Faust not only riffs off superhero psychology to hilarious effect, he also explores a sort of alternate Marvel/DC universe that is as diverse as the real world.  His racial (and gender/sexual orientation) critique of the superhero genre is brilliantly constructed – and brings a lot of laughs along the way.

At about 100 pages in, the book started to feel a bit slow to me, and I even wondered if there was really enough material for a 385-page superhero send-up.  But then it quickly picked up again, and there was a series of twists and revelations that were unpredictable, engaging, and just plain fun.  As the novel approaches its climax, the complex social criticism beneath the humor comes into sharp focus, and the result is nothing less than mind-blowing.  My laughter and pleasure in the book slowly gave way to anger as the intensity of the larger plot became clear.  Without getting into spoiler territory, the ending is unexpected, but completely apt, and it got me thinking about endings more generally.  So many endings aim to leave the reader satisfied, sad, even horrified – but rarely is anger the intended reaction.  Perhaps more books ought to do so; there’s no shortage of injustice for us to be angry about.

My sense is that Faust’s critique is not so much of psychology but rather a certain aspect of the individualistic, self-help culture – a paradigm that, when taken to its extreme, tends to pathologize self-sacrifice and heroism, and leaves little room for an understanding of social justice.  It’s quite impressive that a book so successful in its humor is also so successful in its thought-provoking social commentary.

Faust is also brilliant at voice and dialogue – his mastery of multiple dialects reminded me of greats like Mark Twain, and that alone makes the book worth reading.  Recommended for anyone who loves superheroes, social criticism, or laughing out loud.

Tio Gilberto All Over the Internets!

My short story, “Tio Gilberto and the Twenty-Seven Ghosts,” is now available for free online at Realms of Fantasy’s website.  It’s also being featured next week in io9’s short-story reading club.  The short story club is a new feature at io9, and the first few stories featured included stories by Isaac Asimov and Elizabeth Bear, so it’s a thrill and an honor to be in such amazing company. 

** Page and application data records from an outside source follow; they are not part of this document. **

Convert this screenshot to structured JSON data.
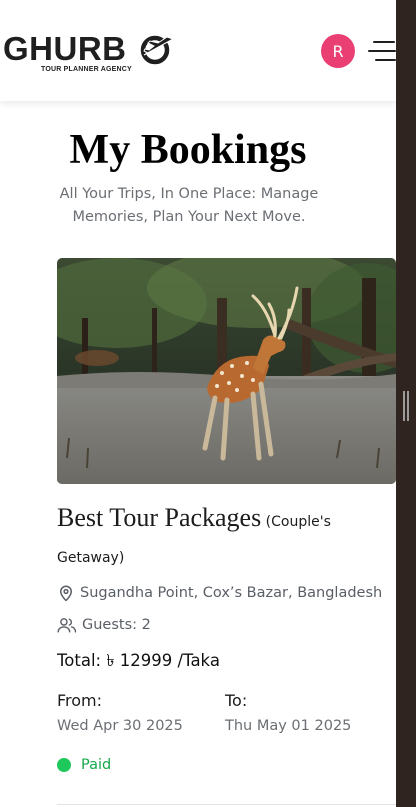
{
  "brand": {
    "name": "GHURB",
    "tagline": "TOUR PLANNER AGENCY"
  },
  "header": {
    "avatar_initial": "R",
    "icons": [
      "plane-globe-logo-icon",
      "hamburger-menu-icon"
    ]
  },
  "page": {
    "title": "My Bookings",
    "subtitle": "All Your Trips, In One Place: Manage Memories, Plan Your Next Move."
  },
  "booking": {
    "image_subject": "spotted deer in forest clearing",
    "package_name": "Best Tour Packages",
    "package_type": "(Couple's Getaway)",
    "location": "Sugandha Point, Cox’s Bazar, Bangladesh",
    "guests": "Guests: 2",
    "total": "Total: ৳ 12999 /Taka",
    "from_label": "From:",
    "from_date": "Wed Apr 30 2025",
    "to_label": "To:",
    "to_date": "Thu May 01 2025",
    "status": "Paid"
  },
  "colors": {
    "avatar": "#ea3f72",
    "status_paid": "#1ec85a",
    "status_text": "#17a84b",
    "muted_text": "#6b6f74",
    "side_rail": "#2f2420"
  }
}
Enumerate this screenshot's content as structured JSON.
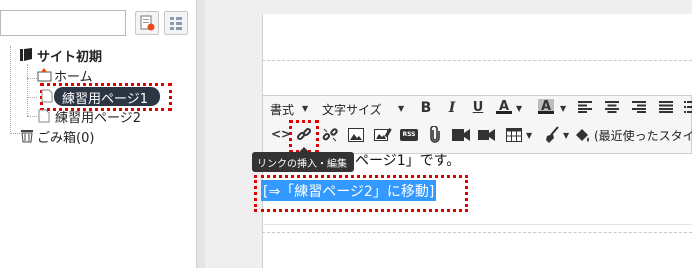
{
  "tree": {
    "root_label": "サイト初期",
    "items": [
      {
        "label": "ホーム"
      },
      {
        "label": "練習用ページ1",
        "selected": true
      },
      {
        "label": "練習用ページ2"
      }
    ],
    "trash_label": "ごみ箱(0)"
  },
  "toolbar": {
    "format_label": "書式",
    "font_size_label": "文字サイズ",
    "recent_style_label": "(最近使ったスタイ",
    "tooltip": "リンクの挿入・編集"
  },
  "content": {
    "paragraph_text": "ページ1」です。",
    "link_text": "[⇒「練習ページ2」に移動]"
  },
  "colors": {
    "highlight": "#e00000",
    "selection": "#3399ff",
    "selected_node": "#2b3544"
  }
}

BTW, io9 is one of the coolest places on the internets for sci-fi goodness, as exemplified by recent posts such as 38 reasons why Iron Man is cooler than Darth Vader, Patrick Stewart Explains How Shakespeare Prepares You for Science Fiction Acting, or 20 Great Infodumps from Science Fiction Novels.  Definitely worth adding to your RSS and/or regular routine of obsessive blog-checking. 

Anyway, I’m looking forward to the discussion of “Tio Gilberto” at io9 next Saturday. Many thanks to David Grossman at io9 and Doug Cohen and the gang at Realms for making Gilberto’s internet tour possible!